Items from an interface collection
◆ ◆ ◆ ◆

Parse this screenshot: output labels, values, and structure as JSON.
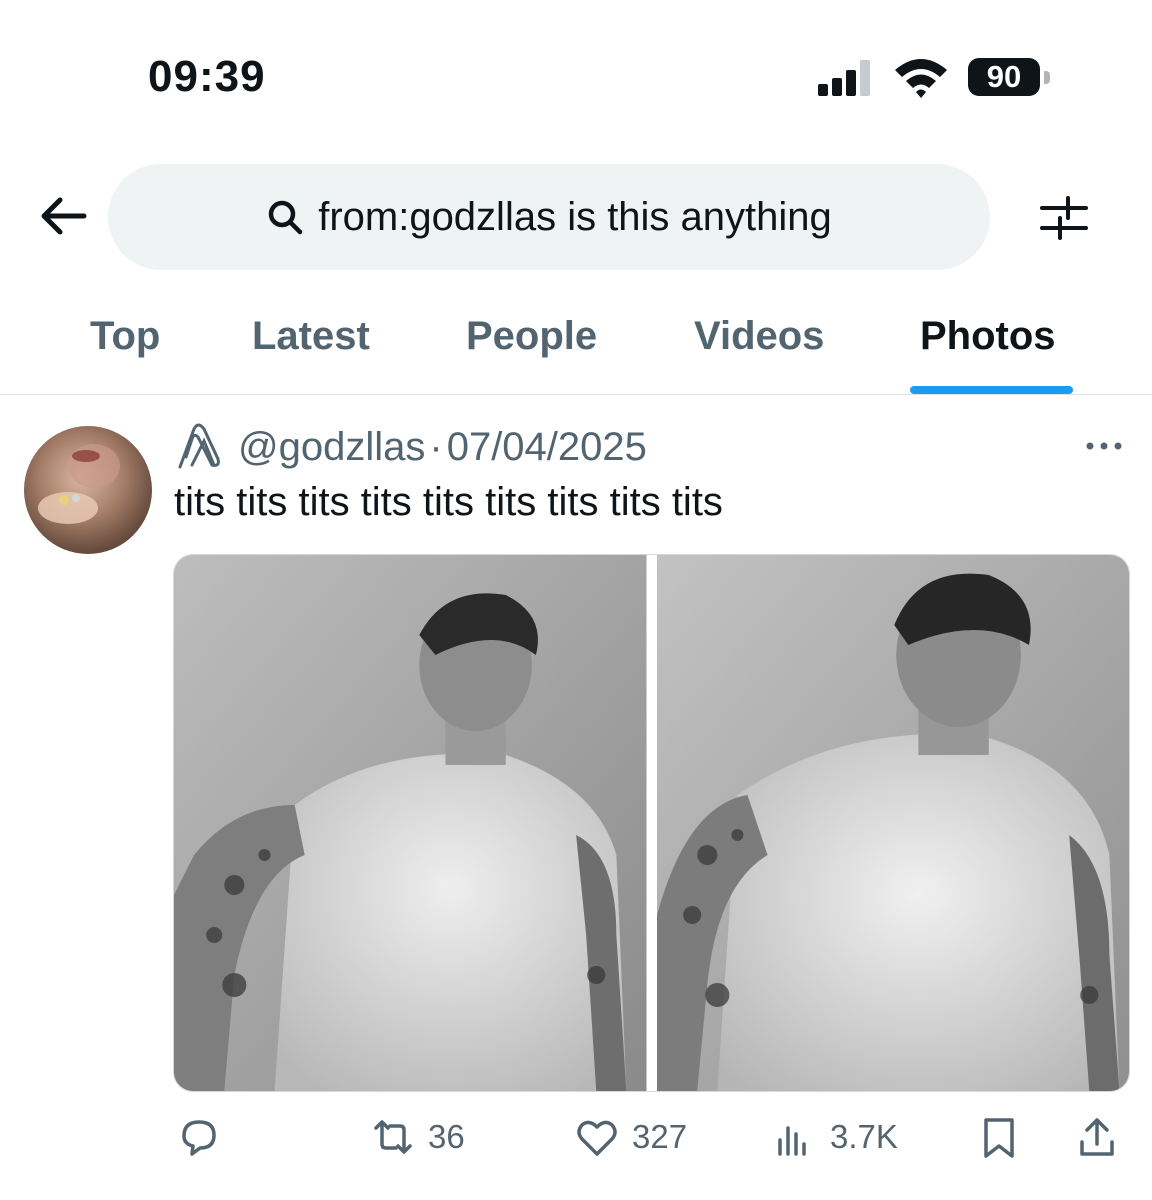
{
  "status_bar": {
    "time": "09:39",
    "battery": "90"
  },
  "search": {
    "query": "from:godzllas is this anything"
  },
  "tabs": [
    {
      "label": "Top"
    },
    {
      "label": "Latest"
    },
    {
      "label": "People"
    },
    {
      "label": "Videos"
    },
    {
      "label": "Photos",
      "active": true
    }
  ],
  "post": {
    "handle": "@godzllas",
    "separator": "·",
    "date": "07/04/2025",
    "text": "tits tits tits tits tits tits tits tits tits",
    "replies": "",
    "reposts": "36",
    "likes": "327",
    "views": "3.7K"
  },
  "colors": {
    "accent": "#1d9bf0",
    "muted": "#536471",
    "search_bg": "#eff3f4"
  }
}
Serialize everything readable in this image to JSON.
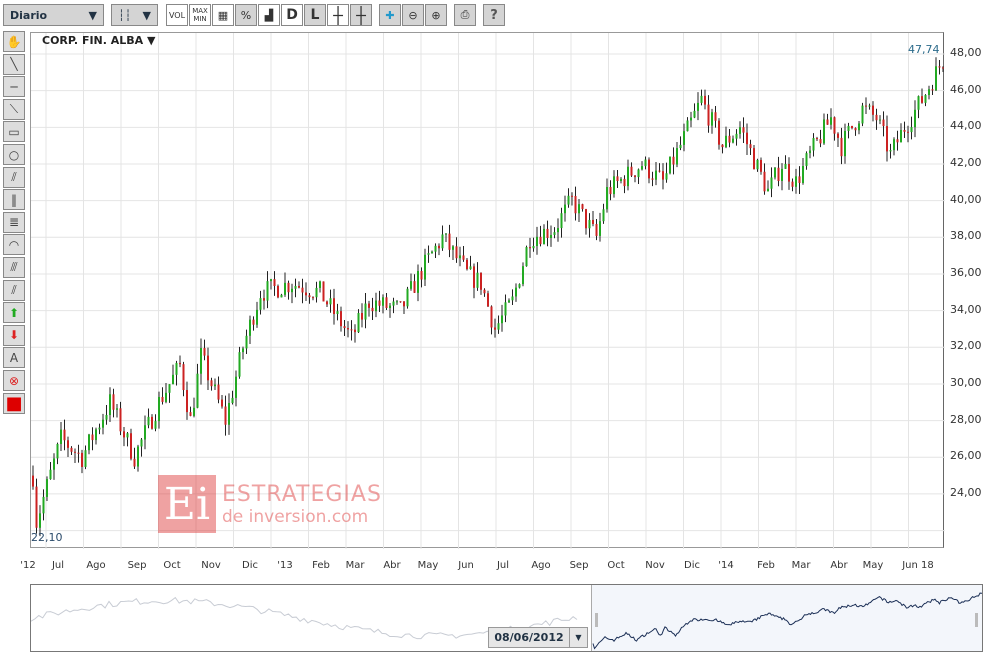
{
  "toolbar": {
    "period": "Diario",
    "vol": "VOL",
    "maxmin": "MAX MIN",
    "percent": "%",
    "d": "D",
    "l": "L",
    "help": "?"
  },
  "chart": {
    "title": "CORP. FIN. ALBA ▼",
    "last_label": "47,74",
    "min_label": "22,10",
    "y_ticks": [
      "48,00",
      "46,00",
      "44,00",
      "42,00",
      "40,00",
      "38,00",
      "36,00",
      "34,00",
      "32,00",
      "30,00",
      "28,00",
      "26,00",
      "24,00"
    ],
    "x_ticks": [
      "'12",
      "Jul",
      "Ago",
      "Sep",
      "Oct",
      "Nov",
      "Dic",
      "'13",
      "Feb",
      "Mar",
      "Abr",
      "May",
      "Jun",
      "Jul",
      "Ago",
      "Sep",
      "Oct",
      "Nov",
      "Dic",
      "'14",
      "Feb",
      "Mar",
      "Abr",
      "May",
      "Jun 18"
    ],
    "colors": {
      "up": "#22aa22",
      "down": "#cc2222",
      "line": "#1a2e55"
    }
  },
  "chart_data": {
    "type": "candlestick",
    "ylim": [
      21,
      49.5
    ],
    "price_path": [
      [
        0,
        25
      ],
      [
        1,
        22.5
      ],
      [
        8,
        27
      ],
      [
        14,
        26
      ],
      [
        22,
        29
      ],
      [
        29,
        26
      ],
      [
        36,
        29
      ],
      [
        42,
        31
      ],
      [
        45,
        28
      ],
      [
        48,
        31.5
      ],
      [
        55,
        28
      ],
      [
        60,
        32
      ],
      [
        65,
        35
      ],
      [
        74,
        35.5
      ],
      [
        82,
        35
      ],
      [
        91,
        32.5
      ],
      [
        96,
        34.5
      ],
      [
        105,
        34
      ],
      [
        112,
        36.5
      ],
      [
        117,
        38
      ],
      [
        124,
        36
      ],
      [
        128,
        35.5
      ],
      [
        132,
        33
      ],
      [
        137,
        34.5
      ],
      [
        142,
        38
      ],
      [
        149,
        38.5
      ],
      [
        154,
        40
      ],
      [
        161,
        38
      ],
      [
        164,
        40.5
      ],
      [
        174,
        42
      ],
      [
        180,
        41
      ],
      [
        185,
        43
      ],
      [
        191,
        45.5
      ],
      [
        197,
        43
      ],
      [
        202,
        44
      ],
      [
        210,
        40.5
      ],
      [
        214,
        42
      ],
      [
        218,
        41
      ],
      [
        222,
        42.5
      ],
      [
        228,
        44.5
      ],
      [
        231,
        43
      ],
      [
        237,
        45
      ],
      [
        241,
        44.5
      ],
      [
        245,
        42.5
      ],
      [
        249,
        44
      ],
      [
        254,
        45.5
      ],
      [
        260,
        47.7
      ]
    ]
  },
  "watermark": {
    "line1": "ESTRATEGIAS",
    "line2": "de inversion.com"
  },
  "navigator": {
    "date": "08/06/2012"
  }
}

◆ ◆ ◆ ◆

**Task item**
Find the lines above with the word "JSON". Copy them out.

**Exercise output**
Parse this screenshot: output labels, values, and structure as JSON.
Serialize everything readable in this image to JSON.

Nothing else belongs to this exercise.